[AVAILABLE DATA — start]

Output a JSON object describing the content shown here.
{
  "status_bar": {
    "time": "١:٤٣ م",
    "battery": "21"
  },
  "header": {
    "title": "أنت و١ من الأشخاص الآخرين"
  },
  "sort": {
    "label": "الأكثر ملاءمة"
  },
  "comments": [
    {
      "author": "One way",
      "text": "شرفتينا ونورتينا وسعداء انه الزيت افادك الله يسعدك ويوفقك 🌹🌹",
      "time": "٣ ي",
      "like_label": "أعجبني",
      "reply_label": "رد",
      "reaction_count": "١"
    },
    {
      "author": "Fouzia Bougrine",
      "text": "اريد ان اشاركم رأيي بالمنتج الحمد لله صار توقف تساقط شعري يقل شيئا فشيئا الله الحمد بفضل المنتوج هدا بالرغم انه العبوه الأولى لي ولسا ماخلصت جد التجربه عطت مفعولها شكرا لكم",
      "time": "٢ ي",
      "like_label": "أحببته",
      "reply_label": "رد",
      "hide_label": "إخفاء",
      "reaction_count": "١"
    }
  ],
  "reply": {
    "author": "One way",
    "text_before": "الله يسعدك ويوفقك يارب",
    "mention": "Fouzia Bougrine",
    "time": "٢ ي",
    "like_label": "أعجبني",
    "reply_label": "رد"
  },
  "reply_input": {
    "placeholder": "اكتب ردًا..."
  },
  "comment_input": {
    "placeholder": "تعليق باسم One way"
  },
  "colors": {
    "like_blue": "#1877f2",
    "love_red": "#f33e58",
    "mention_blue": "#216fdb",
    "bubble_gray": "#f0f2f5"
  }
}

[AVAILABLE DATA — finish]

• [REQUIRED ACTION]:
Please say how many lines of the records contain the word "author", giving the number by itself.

• [EXERCISE RESULT]:
3